Islamic extremists are targeting kids in refugee camps, particularly those who are out of school, for recruitment; thus, there is an urgent need to counter the extremists' strategy, an organization said.
Tent Schools International, which provides Christ-centered education to about 175,000 kids worldwide, plans to set up a tent school for refugee kids in Bekaa Valley, Lebanon.
Dale Dieleman, vice president of Tent Schools International, explained that kids in refugee camps sometimes do not have access to the schools in their host countries because the policies change often.
With limited access to schools, kids become vulnerable targets for recruitment by Islamic extremists. Other factors, like limited food aid, make young people easier to recruit.
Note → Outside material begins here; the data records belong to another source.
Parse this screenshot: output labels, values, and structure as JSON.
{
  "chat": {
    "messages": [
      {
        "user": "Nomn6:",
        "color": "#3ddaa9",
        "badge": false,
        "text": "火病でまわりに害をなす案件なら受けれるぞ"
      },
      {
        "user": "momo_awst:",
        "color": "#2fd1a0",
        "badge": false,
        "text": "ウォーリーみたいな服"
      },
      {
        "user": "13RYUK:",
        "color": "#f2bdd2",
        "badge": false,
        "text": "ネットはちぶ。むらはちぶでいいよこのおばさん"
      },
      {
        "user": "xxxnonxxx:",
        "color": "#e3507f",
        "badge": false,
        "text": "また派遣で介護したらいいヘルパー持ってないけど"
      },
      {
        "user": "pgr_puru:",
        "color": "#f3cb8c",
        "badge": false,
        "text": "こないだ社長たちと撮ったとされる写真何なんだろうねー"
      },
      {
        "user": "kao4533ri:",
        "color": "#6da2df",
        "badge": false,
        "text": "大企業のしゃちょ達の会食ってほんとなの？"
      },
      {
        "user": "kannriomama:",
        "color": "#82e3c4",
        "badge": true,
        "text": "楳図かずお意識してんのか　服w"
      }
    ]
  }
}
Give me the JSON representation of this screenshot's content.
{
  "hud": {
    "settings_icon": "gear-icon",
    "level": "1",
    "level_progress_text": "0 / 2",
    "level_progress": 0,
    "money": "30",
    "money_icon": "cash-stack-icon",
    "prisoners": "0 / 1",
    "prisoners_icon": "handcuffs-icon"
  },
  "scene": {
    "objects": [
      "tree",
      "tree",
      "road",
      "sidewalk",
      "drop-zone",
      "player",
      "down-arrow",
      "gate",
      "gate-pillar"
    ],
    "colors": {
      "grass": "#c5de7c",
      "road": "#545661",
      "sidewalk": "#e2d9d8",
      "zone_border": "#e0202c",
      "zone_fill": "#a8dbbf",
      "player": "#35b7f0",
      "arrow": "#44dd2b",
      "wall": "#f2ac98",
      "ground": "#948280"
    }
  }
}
In Germany, for example, thousands of Salafi Jihadists roam the country with the purpose of enticing asylum seekers, especially children, to join their group.
"We are very concerned Islamists in Germany are trying, under the cover of humanitarian assistance, to exploit the situation of the refugees for their own ends and to proselytise and recruit among asylum-seekers," said Hans-Georg Maassen, head of the Federal Office for the Protection of the Constitution, according to Express.
Dieleman said the chances of kids, especially those below 15 years old, being radicalized can be lessened by giving them an opportunity to study and instilling in them a sense of hope. This is why they are going to set up a tent school in Lebanon in time for the September school year opening.
"We want to help children continue their education, but also in so doing, try to mitigate against or significantly reduce the opportunities for kids to be recruited into these terrorist groups," Dieleman said, according to Mission Network News.
The organization will also train the students on basic computer skills not only to help with their studies but also to give them better chances of getting a job in the future.
Dieleman said the schools they set up are geared toward introducing the students to the gospel. The students, who are taught by Christian teachers, get exposed to the word of God through Bible stories incorporated into the lessons.
"The bottom line is that kids are being exposed to the Christian faith, to the life of Jesus," he said.